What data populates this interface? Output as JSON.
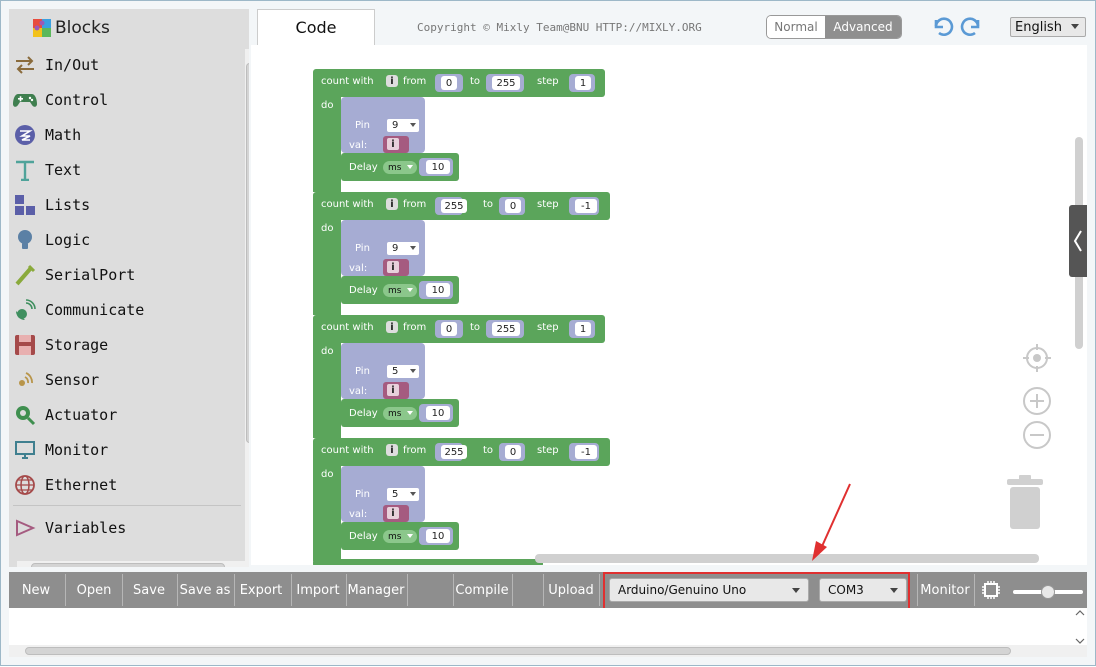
{
  "sidebar": {
    "title": "Blocks",
    "items": [
      {
        "label": "In/Out",
        "icon": "arrows-icon"
      },
      {
        "label": "Control",
        "icon": "gamepad-icon"
      },
      {
        "label": "Math",
        "icon": "math-icon"
      },
      {
        "label": "Text",
        "icon": "text-icon"
      },
      {
        "label": "Lists",
        "icon": "lists-icon"
      },
      {
        "label": "Logic",
        "icon": "bulb-icon"
      },
      {
        "label": "SerialPort",
        "icon": "serial-icon"
      },
      {
        "label": "Communicate",
        "icon": "satellite-icon"
      },
      {
        "label": "Storage",
        "icon": "floppy-icon"
      },
      {
        "label": "Sensor",
        "icon": "sensor-icon"
      },
      {
        "label": "Actuator",
        "icon": "actuator-icon"
      },
      {
        "label": "Monitor",
        "icon": "monitor-icon"
      },
      {
        "label": "Ethernet",
        "icon": "globe-icon"
      },
      {
        "label": "Variables",
        "icon": "variables-icon"
      }
    ]
  },
  "header": {
    "code_tab": "Code",
    "copyright": "Copyright © Mixly Team@BNU HTTP://MIXLY.ORG",
    "mode_normal": "Normal",
    "mode_advanced": "Advanced",
    "language": "English"
  },
  "blocks": {
    "count_with": "count with",
    "from": "from",
    "to": "to",
    "step": "step",
    "do": "do",
    "pin": "Pin",
    "val": "val:",
    "delay": "Delay",
    "ms": "ms",
    "var": "i",
    "loops": [
      {
        "from": "0",
        "to": "255",
        "step": "1",
        "pin": "9",
        "delay": "10"
      },
      {
        "from": "255",
        "to": "0",
        "step": "-1",
        "pin": "9",
        "delay": "10"
      },
      {
        "from": "0",
        "to": "255",
        "step": "1",
        "pin": "5",
        "delay": "10"
      },
      {
        "from": "255",
        "to": "0",
        "step": "-1",
        "pin": "5",
        "delay": "10"
      }
    ]
  },
  "toolbar": {
    "new": "New",
    "open": "Open",
    "save": "Save",
    "save_as": "Save as",
    "export": "Export",
    "import": "Import",
    "manager": "Manager",
    "compile": "Compile",
    "upload": "Upload",
    "board": "Arduino/Genuino Uno",
    "port": "COM3",
    "monitor": "Monitor"
  },
  "colors": {
    "loop_block": "#5ba55b",
    "pin_block": "#a6acd3",
    "var_block": "#a55b80",
    "toolbar": "#8e8e8e",
    "highlight": "#e03030"
  }
}
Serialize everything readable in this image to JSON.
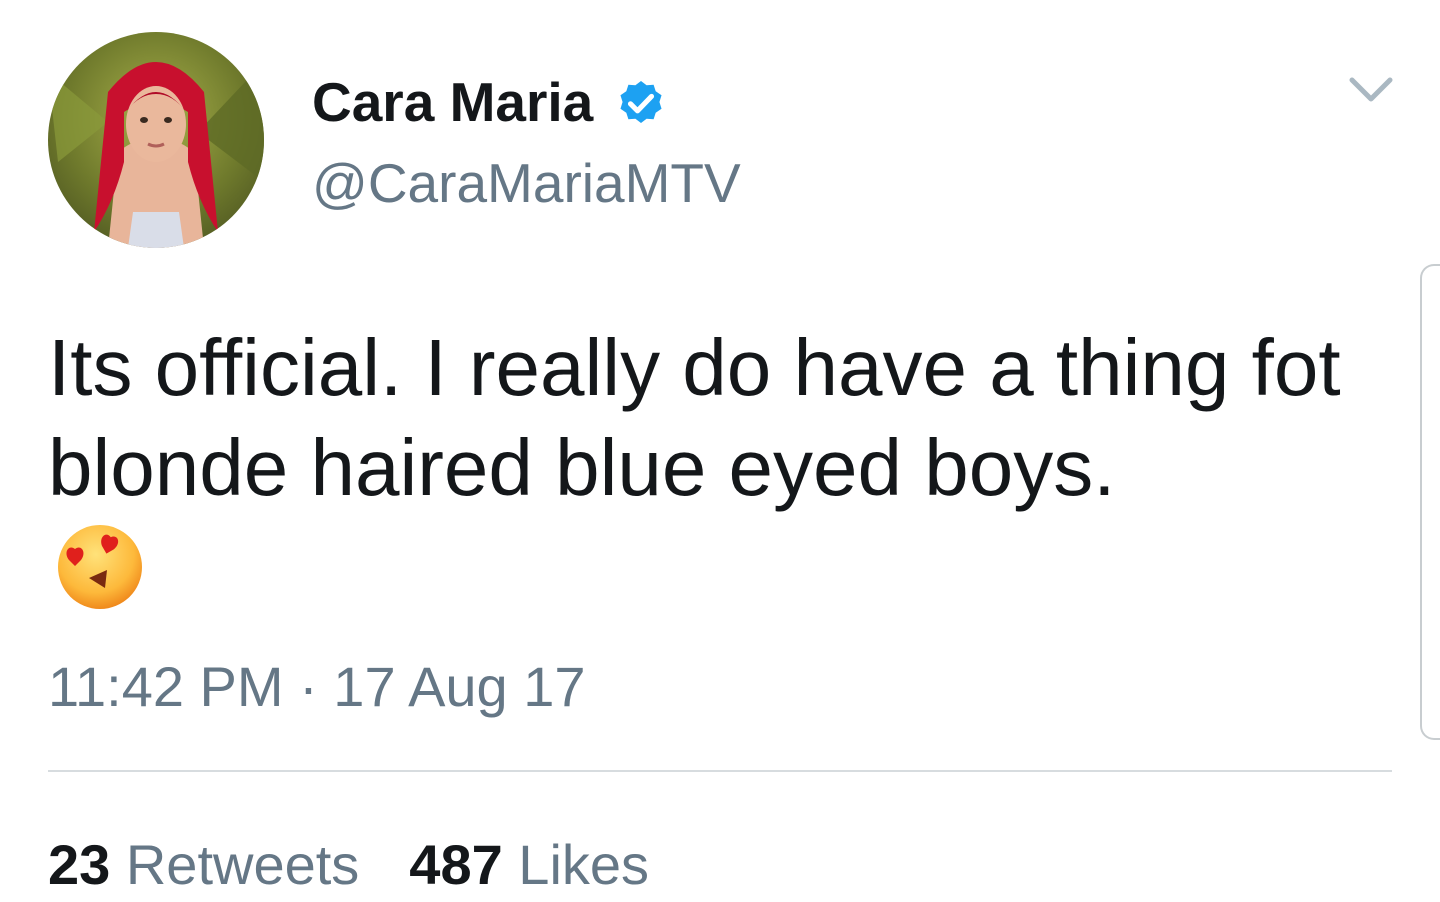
{
  "author": {
    "display_name": "Cara Maria",
    "handle": "@CaraMariaMTV",
    "verified": true,
    "avatar_icon": "profile-photo"
  },
  "tweet": {
    "text": "Its official. I really do have a thing fot blonde haired blue eyed boys.",
    "emoji": "smiling-face-with-heart-eyes",
    "timestamp": "11:42 PM · 17 Aug 17"
  },
  "stats": {
    "retweets_count": "23",
    "retweets_label": "Retweets",
    "likes_count": "487",
    "likes_label": "Likes"
  },
  "colors": {
    "primary_text": "#14171a",
    "secondary_text": "#657786",
    "verified_blue": "#1da1f2",
    "divider": "#d7dcdf"
  }
}
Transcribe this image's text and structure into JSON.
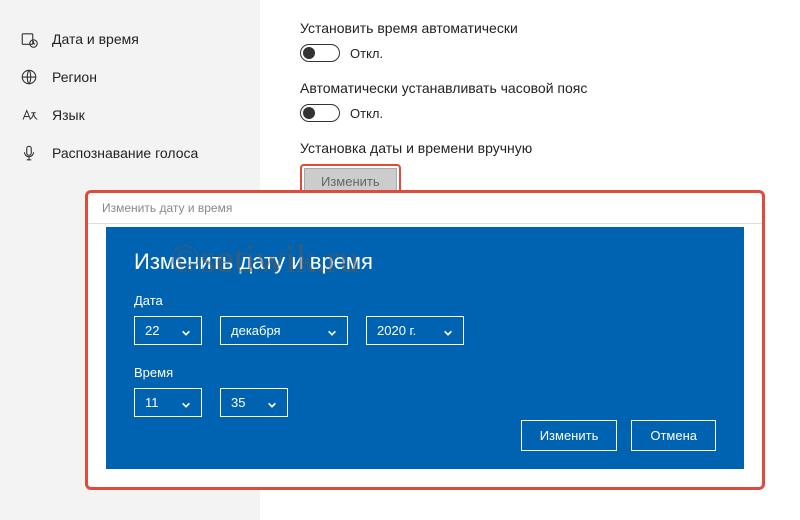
{
  "sidebar": {
    "items": [
      {
        "label": "Дата и время",
        "icon": "calendar-clock-icon"
      },
      {
        "label": "Регион",
        "icon": "globe-icon"
      },
      {
        "label": "Язык",
        "icon": "language-icon"
      },
      {
        "label": "Распознавание голоса",
        "icon": "microphone-icon"
      }
    ]
  },
  "settings": {
    "auto_time": {
      "label": "Установить время автоматически",
      "state": "Откл."
    },
    "auto_tz": {
      "label": "Автоматически устанавливать часовой пояс",
      "state": "Откл."
    },
    "manual": {
      "label": "Установка даты и времени вручную",
      "button": "Изменить"
    }
  },
  "dialog": {
    "titlebar": "Изменить дату и время",
    "heading": "Изменить дату и время",
    "date_label": "Дата",
    "date": {
      "day": "22",
      "month": "декабря",
      "year": "2020 г."
    },
    "time_label": "Время",
    "time": {
      "hour": "11",
      "minute": "35"
    },
    "actions": {
      "change": "Изменить",
      "cancel": "Отмена"
    }
  },
  "watermark": "©setiwik.ru"
}
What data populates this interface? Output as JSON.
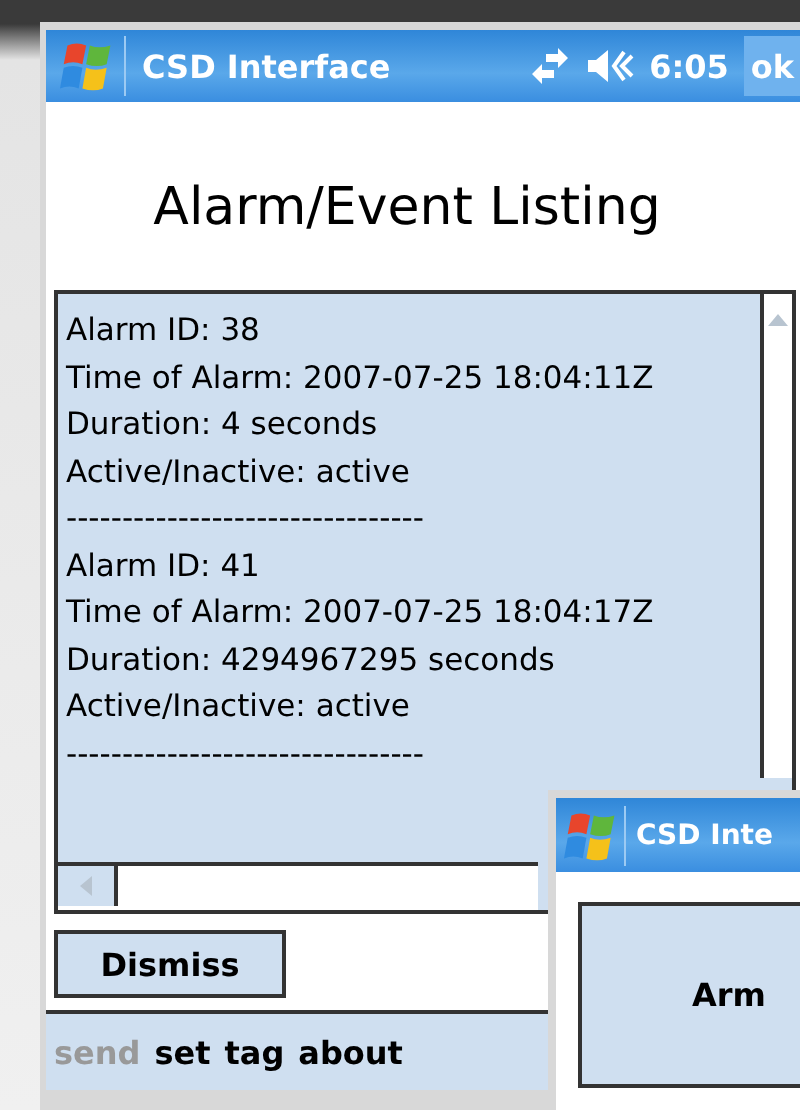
{
  "main_window": {
    "title": "CSD Interface",
    "time": "6:05",
    "ok_button": "ok",
    "heading": "Alarm/Event Listing",
    "listing": [
      "Alarm ID: 38",
      "Time of Alarm: 2007-07-25 18:04:11Z",
      "Duration: 4 seconds",
      "Active/Inactive: active",
      "--------------------------------",
      "Alarm ID: 41",
      "Time of Alarm: 2007-07-25 18:04:17Z",
      "Duration: 4294967295 seconds",
      "Active/Inactive: active",
      "--------------------------------"
    ],
    "dismiss_button": "Dismiss",
    "menu": [
      {
        "label": "send",
        "disabled": true
      },
      {
        "label": "set",
        "disabled": false
      },
      {
        "label": "tag",
        "disabled": false
      },
      {
        "label": "about",
        "disabled": false
      }
    ]
  },
  "overlay_window": {
    "title": "CSD Inte",
    "button": "Arm"
  }
}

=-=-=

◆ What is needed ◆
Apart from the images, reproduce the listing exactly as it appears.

◆ Problem solution ◆
What data populates this interface? Output as JSON.
{
  "sidebar": {
    "title": "Blocks",
    "items": [
      {
        "label": "In/Out",
        "icon": "arrows-icon"
      },
      {
        "label": "Control",
        "icon": "gamepad-icon"
      },
      {
        "label": "Math",
        "icon": "math-icon"
      },
      {
        "label": "Text",
        "icon": "text-icon"
      },
      {
        "label": "Lists",
        "icon": "lists-icon"
      },
      {
        "label": "Logic",
        "icon": "bulb-icon"
      },
      {
        "label": "SerialPort",
        "icon": "serial-icon"
      },
      {
        "label": "Communicate",
        "icon": "satellite-icon"
      },
      {
        "label": "Storage",
        "icon": "floppy-icon"
      },
      {
        "label": "Sensor",
        "icon": "sensor-icon"
      },
      {
        "label": "Actuator",
        "icon": "actuator-icon"
      },
      {
        "label": "Monitor",
        "icon": "monitor-icon"
      },
      {
        "label": "Ethernet",
        "icon": "globe-icon"
      },
      {
        "label": "Variables",
        "icon": "variables-icon"
      }
    ]
  },
  "header": {
    "code_tab": "Code",
    "copyright": "Copyright © Mixly Team@BNU HTTP://MIXLY.ORG",
    "mode_normal": "Normal",
    "mode_advanced": "Advanced",
    "language": "English"
  },
  "blocks": {
    "count_with": "count with",
    "from": "from",
    "to": "to",
    "step": "step",
    "do": "do",
    "pin": "Pin",
    "val": "val:",
    "delay": "Delay",
    "ms": "ms",
    "var": "i",
    "loops": [
      {
        "from": "0",
        "to": "255",
        "step": "1",
        "pin": "9",
        "delay": "10"
      },
      {
        "from": "255",
        "to": "0",
        "step": "-1",
        "pin": "9",
        "delay": "10"
      },
      {
        "from": "0",
        "to": "255",
        "step": "1",
        "pin": "5",
        "delay": "10"
      },
      {
        "from": "255",
        "to": "0",
        "step": "-1",
        "pin": "5",
        "delay": "10"
      }
    ]
  },
  "toolbar": {
    "new": "New",
    "open": "Open",
    "save": "Save",
    "save_as": "Save as",
    "export": "Export",
    "import": "Import",
    "manager": "Manager",
    "compile": "Compile",
    "upload": "Upload",
    "board": "Arduino/Genuino Uno",
    "port": "COM3",
    "monitor": "Monitor"
  },
  "colors": {
    "loop_block": "#5ba55b",
    "pin_block": "#a6acd3",
    "var_block": "#a55b80",
    "toolbar": "#8e8e8e",
    "highlight": "#e03030"
  }
}
Serialize everything readable in this image to JSON.
{
  "author": {
    "display_name": "Cara Maria",
    "handle": "@CaraMariaMTV",
    "verified": true,
    "avatar_icon": "profile-photo"
  },
  "tweet": {
    "text": "Its official. I really do have a thing fot blonde haired blue eyed boys.",
    "emoji": "smiling-face-with-heart-eyes",
    "timestamp": "11:42 PM · 17 Aug 17"
  },
  "stats": {
    "retweets_count": "23",
    "retweets_label": "Retweets",
    "likes_count": "487",
    "likes_label": "Likes"
  },
  "colors": {
    "primary_text": "#14171a",
    "secondary_text": "#657786",
    "verified_blue": "#1da1f2",
    "divider": "#d7dcdf"
  }
}
Transcribe this image's text and structure into JSON.
{
  "sidebar": {
    "items": [
      {
        "label": "Дата и время",
        "icon": "calendar-clock-icon"
      },
      {
        "label": "Регион",
        "icon": "globe-icon"
      },
      {
        "label": "Язык",
        "icon": "language-icon"
      },
      {
        "label": "Распознавание голоса",
        "icon": "microphone-icon"
      }
    ]
  },
  "settings": {
    "auto_time": {
      "label": "Установить время автоматически",
      "state": "Откл."
    },
    "auto_tz": {
      "label": "Автоматически устанавливать часовой пояс",
      "state": "Откл."
    },
    "manual": {
      "label": "Установка даты и времени вручную",
      "button": "Изменить"
    }
  },
  "dialog": {
    "titlebar": "Изменить дату и время",
    "heading": "Изменить дату и время",
    "date_label": "Дата",
    "date": {
      "day": "22",
      "month": "декабря",
      "year": "2020 г."
    },
    "time_label": "Время",
    "time": {
      "hour": "11",
      "minute": "35"
    },
    "actions": {
      "change": "Изменить",
      "cancel": "Отмена"
    }
  },
  "watermark": "©setiwik.ru"
}
What data populates this interface? Output as JSON.
{
  "main_window": {
    "title": "CSD Interface",
    "time": "6:05",
    "ok_button": "ok",
    "heading": "Alarm/Event Listing",
    "listing": [
      "Alarm ID: 38",
      "Time of Alarm: 2007-07-25 18:04:11Z",
      "Duration: 4 seconds",
      "Active/Inactive: active",
      "--------------------------------",
      "Alarm ID: 41",
      "Time of Alarm: 2007-07-25 18:04:17Z",
      "Duration: 4294967295 seconds",
      "Active/Inactive: active",
      "--------------------------------"
    ],
    "dismiss_button": "Dismiss",
    "menu": [
      {
        "label": "send",
        "disabled": true
      },
      {
        "label": "set",
        "disabled": false
      },
      {
        "label": "tag",
        "disabled": false
      },
      {
        "label": "about",
        "disabled": false
      }
    ]
  },
  "overlay_window": {
    "title": "CSD Inte",
    "button": "Arm"
  }
}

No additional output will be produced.